Requested by Chair of the Senate Committee on Commerce, Science, and Transportation, and Chairs of the House Committee on Transportation, and Infrastructure and its Subcommittee
Project ID: 
AV2019004
What We Looked At
The Federal Aviation Administration’s (FAA) air traffic controllers use the En Route Automation Modernization (ERAM) system to manage over 3 million high-altitude en-route aircraft a month. Because of ERAM’s importance to air traffic management, system outages can significantly impact operations in the National Airspace System (NAS). Our audit objective was to assess the causes of ERAM’s outages and FAA’s actions to address them.
 
What We Found
While FAA has taken steps to address the seven ERAM failures since 2014, some vulnerabilities remain. These seven failures included two serious incidents that significantly disrupted the NAS. During one of these incidents, in August 2015, ERAM failed when a software tool at controller workstations overloaded system memory. The incident caused flight delays and cancellations that impacted thousands of flights over several days.
 
FAA has since taken corrective actions to resolve the causes of these two serious incidents and other issues that caused five less serious outages. However, other issues remain unresolved. For example, FAA has not implemented annual testing of ERAM’s contingency plan, as called for by Federal guidelines. In addition, FAA plans to decommission ERAM’s existing backup system, the Enhanced Backup Surveillance System (EBUS), due to its incompatibility with upgrades to ERAM. However, FAA has not yet determined whether ERAM’s remaining backup capability—the system’s redundant dual channel design—will be sufficient to prevent future outages once EBUS is removed. The lack of sufficient backup capabilities could increase ERAM’s vulnerability in the event of future unanticipated incidents.
 
Recommendations
We made three recommendations to improve FAA’s ability to mitigate future ERAM disruptions. FAA has concurred with one of our recommendations and partially concurred with the other two. We consider all three of our recommendations resolved but open pending completion of planned actions.

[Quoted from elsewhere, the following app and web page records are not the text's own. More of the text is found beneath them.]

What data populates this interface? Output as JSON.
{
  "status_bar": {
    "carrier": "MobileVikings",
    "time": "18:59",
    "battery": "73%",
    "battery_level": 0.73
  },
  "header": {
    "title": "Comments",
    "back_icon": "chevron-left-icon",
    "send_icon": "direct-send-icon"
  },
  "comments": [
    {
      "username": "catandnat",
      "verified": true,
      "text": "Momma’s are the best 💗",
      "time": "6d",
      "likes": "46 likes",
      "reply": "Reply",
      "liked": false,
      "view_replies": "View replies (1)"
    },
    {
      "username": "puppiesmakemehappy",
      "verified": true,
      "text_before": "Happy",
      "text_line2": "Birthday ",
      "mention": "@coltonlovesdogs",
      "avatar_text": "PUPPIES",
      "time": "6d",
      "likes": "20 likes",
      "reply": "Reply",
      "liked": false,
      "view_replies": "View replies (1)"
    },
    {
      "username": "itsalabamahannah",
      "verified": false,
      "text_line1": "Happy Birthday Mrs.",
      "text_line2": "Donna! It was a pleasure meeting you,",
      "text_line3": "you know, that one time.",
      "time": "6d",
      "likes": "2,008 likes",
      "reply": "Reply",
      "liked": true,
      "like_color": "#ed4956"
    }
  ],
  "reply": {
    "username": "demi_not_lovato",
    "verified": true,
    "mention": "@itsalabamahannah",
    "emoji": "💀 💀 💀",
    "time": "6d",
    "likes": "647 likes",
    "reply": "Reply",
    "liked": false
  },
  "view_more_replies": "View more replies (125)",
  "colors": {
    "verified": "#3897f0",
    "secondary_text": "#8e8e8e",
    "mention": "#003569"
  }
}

Recommendations

Open

Closed

No. 1 to FAA

Develop and implement contingency plan testing to validatethe effectiveness of techniques and procedures to react to and recover fromERAM outages, with air traffic controllers' and maintenance technicians'participation.

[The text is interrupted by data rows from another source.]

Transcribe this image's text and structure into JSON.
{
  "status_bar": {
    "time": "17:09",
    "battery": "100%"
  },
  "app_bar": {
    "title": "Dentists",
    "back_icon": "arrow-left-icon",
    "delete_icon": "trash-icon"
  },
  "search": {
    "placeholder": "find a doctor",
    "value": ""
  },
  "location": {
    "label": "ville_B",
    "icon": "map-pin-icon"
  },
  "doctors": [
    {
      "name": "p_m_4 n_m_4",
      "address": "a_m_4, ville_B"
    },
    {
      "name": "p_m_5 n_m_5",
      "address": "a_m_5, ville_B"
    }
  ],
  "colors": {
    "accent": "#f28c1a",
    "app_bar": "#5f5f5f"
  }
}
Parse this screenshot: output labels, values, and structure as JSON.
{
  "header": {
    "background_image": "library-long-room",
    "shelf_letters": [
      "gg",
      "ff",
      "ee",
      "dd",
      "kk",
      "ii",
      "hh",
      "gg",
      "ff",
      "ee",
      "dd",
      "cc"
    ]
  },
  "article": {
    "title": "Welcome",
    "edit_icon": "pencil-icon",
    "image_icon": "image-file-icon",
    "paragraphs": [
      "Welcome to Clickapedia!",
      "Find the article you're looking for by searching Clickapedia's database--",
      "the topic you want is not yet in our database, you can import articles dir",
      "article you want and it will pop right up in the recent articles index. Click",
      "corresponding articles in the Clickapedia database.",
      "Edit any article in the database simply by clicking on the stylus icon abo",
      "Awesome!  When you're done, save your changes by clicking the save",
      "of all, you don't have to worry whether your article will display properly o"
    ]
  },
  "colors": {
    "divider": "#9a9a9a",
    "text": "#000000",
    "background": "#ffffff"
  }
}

No. 2 to FAA

Evaluate, develop, and implement training, consistent with NIST guidelines, for maintenance technicians and air traffic control staff forresponding to ERAM in degraded system conditions and outages.

No. 3 to FAA

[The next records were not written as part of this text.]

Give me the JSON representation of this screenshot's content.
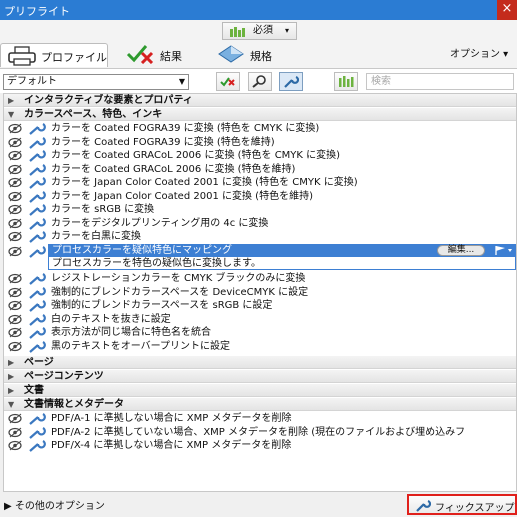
{
  "window": {
    "title": "プリフライト",
    "close": "×"
  },
  "top": {
    "must_label": "必須",
    "caret": "▾"
  },
  "tabs": [
    {
      "label": "プロファイル"
    },
    {
      "label": "結果"
    },
    {
      "label": "規格"
    }
  ],
  "options_label": "オプション ▾",
  "filter": {
    "profile_value": "デフォルト",
    "search_placeholder": "検索"
  },
  "tree": {
    "interactive": "インタラクティブな要素とプロパティ",
    "colorspace": "カラースペース、特色、インキ",
    "items": [
      "カラーを Coated FOGRA39 に変換 (特色を CMYK に変換)",
      "カラーを Coated FOGRA39 に変換 (特色を維持)",
      "カラーを Coated GRACoL 2006 に変換 (特色を CMYK に変換)",
      "カラーを Coated GRACoL 2006 に変換 (特色を維持)",
      "カラーを Japan Color Coated 2001 に変換 (特色を CMYK に変換)",
      "カラーを Japan Color Coated 2001 に変換 (特色を維持)",
      "カラーを sRGB に変換",
      "カラーをデジタルプリンティング用の 4c に変換",
      "カラーを白黒に変換"
    ],
    "selected": {
      "title": "プロセスカラーを疑似特色にマッピング",
      "description": "プロセスカラーを特色の疑似色に変換します。",
      "edit": "編集..."
    },
    "items2": [
      "レジストレーションカラーを CMYK ブラックのみに変換",
      "強制的にブレンドカラースペースを DeviceCMYK に設定",
      "強制的にブレンドカラースペースを sRGB に設定",
      "白のテキストを抜きに設定",
      "表示方法が同じ場合に特色名を統合",
      "黒のテキストをオーバープリントに設定"
    ],
    "page": "ページ",
    "page_content": "ページコンテンツ",
    "document": "文書",
    "doc_info": "文書情報とメタデータ",
    "items3": [
      "PDF/A-1 に準拠しない場合に XMP メタデータを削除",
      "PDF/A-2 に準拠していない場合、XMP メタデータを削除 (現在のファイルおよび埋め込みフ",
      "PDF/X-4 に準拠しない場合に XMP メタデータを削除"
    ]
  },
  "footer": {
    "more_options": "その他のオプション",
    "fixup": "フィックスアップ"
  }
}
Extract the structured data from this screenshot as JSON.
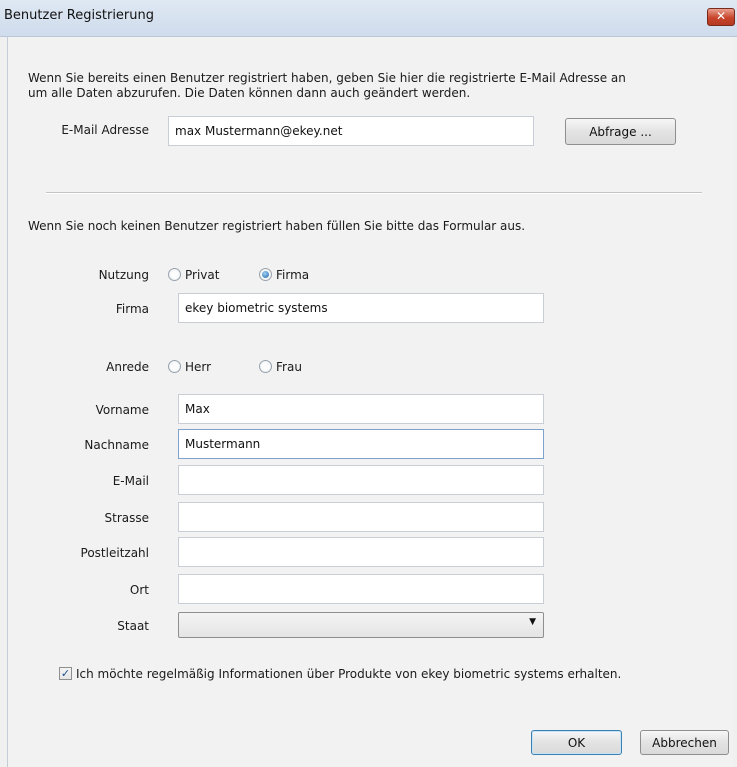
{
  "window": {
    "title": "Benutzer Registrierung",
    "close_glyph": "✕"
  },
  "lookup": {
    "intro_line1": "Wenn Sie bereits einen Benutzer registriert haben, geben Sie hier die registrierte E-Mail Adresse an",
    "intro_line2": "um alle Daten abzurufen. Die Daten können dann auch geändert werden.",
    "email_label": "E-Mail Adresse",
    "email_value": "max Mustermann@ekey.net",
    "query_button": "Abfrage ..."
  },
  "form": {
    "intro": "Wenn Sie noch keinen Benutzer registriert haben füllen Sie bitte das Formular aus.",
    "usage": {
      "label": "Nutzung",
      "options": [
        "Privat",
        "Firma"
      ],
      "selected": "Firma"
    },
    "company": {
      "label": "Firma",
      "value": "ekey biometric systems"
    },
    "salutation": {
      "label": "Anrede",
      "options": [
        "Herr",
        "Frau"
      ],
      "selected": ""
    },
    "first_name": {
      "label": "Vorname",
      "value": "Max"
    },
    "last_name": {
      "label": "Nachname",
      "value": "Mustermann"
    },
    "email": {
      "label": "E-Mail",
      "value": ""
    },
    "street": {
      "label": "Strasse",
      "value": ""
    },
    "postal_code": {
      "label": "Postleitzahl",
      "value": ""
    },
    "city": {
      "label": "Ort",
      "value": ""
    },
    "country": {
      "label": "Staat",
      "value": ""
    }
  },
  "newsletter": {
    "checked": true,
    "check_glyph": "✓",
    "label": "Ich möchte regelmäßig Informationen über Produkte von ekey biometric systems erhalten."
  },
  "footer": {
    "ok_label": "OK",
    "cancel_label": "Abbrechen"
  },
  "icons": {
    "dropdown": "▼"
  }
}
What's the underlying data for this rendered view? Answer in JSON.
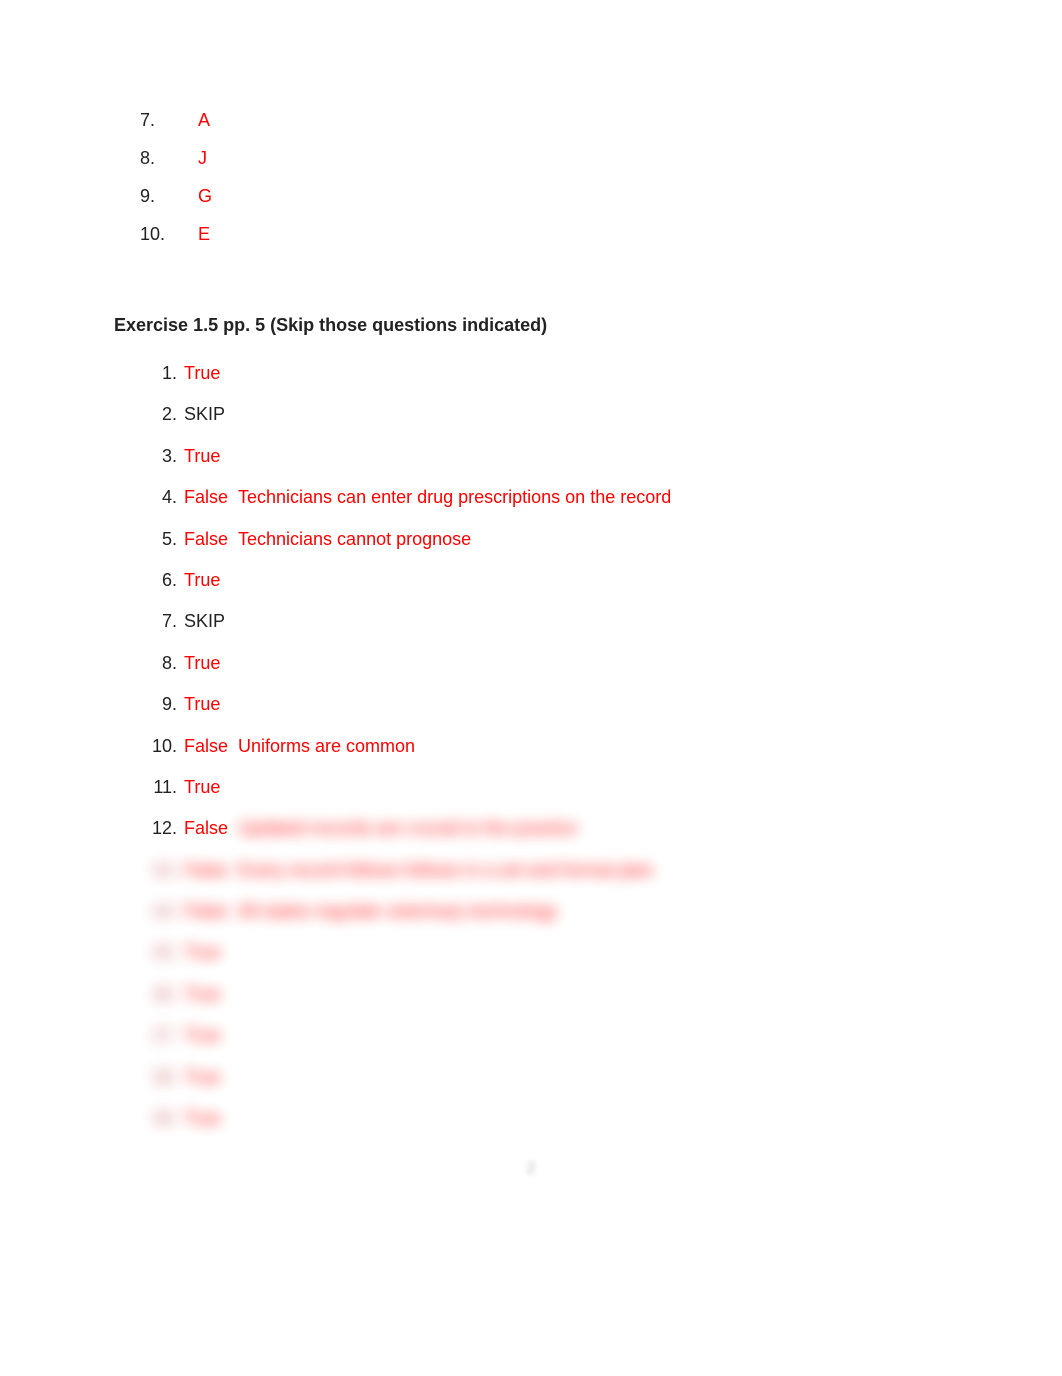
{
  "letter_answers": [
    {
      "num": "7.",
      "ans": "A"
    },
    {
      "num": "8.",
      "ans": "J"
    },
    {
      "num": "9.",
      "ans": "G"
    },
    {
      "num": "10.",
      "ans": "E"
    }
  ],
  "section_title": "Exercise 1.5  pp. 5 (Skip those questions indicated)",
  "tf_items": [
    {
      "num": "1",
      "ans": "True",
      "ans_color": "red",
      "expl": ""
    },
    {
      "num": "2",
      "ans": "SKIP",
      "ans_color": "black",
      "expl": ""
    },
    {
      "num": "3",
      "ans": "True",
      "ans_color": "red",
      "expl": ""
    },
    {
      "num": "4",
      "ans": "False",
      "ans_color": "red",
      "expl": "Technicians can enter drug prescriptions on the record"
    },
    {
      "num": "5",
      "ans": "False",
      "ans_color": "red",
      "expl": "Technicians cannot prognose"
    },
    {
      "num": "6",
      "ans": "True",
      "ans_color": "red",
      "expl": ""
    },
    {
      "num": "7",
      "ans": "SKIP",
      "ans_color": "black",
      "expl": ""
    },
    {
      "num": "8",
      "ans": "True",
      "ans_color": "red",
      "expl": ""
    },
    {
      "num": "9",
      "ans": "True",
      "ans_color": "red",
      "expl": ""
    },
    {
      "num": "10",
      "ans": "False",
      "ans_color": "red",
      "expl": "Uniforms are common"
    },
    {
      "num": "11",
      "ans": "True",
      "ans_color": "red",
      "expl": ""
    },
    {
      "num": "12",
      "ans": "False",
      "ans_color": "red",
      "expl": "Updated records are crucial to the practice"
    }
  ],
  "blurred_items": [
    {
      "num": "13",
      "ans": "False",
      "expl": "Every record follows follows in a set and format plan"
    },
    {
      "num": "14",
      "ans": "False",
      "expl": "All states regulate veterinary technology"
    },
    {
      "num": "15",
      "ans": "True",
      "expl": ""
    },
    {
      "num": "16",
      "ans": "True",
      "expl": ""
    },
    {
      "num": "17",
      "ans": "True",
      "expl": ""
    },
    {
      "num": "18",
      "ans": "True",
      "expl": ""
    },
    {
      "num": "19",
      "ans": "True",
      "expl": ""
    }
  ],
  "page_number": "2"
}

Upon completion of the safety review regarding removing ERAM's current backup system, determine what backup capability is required for ERAM and then develop and implement that capability.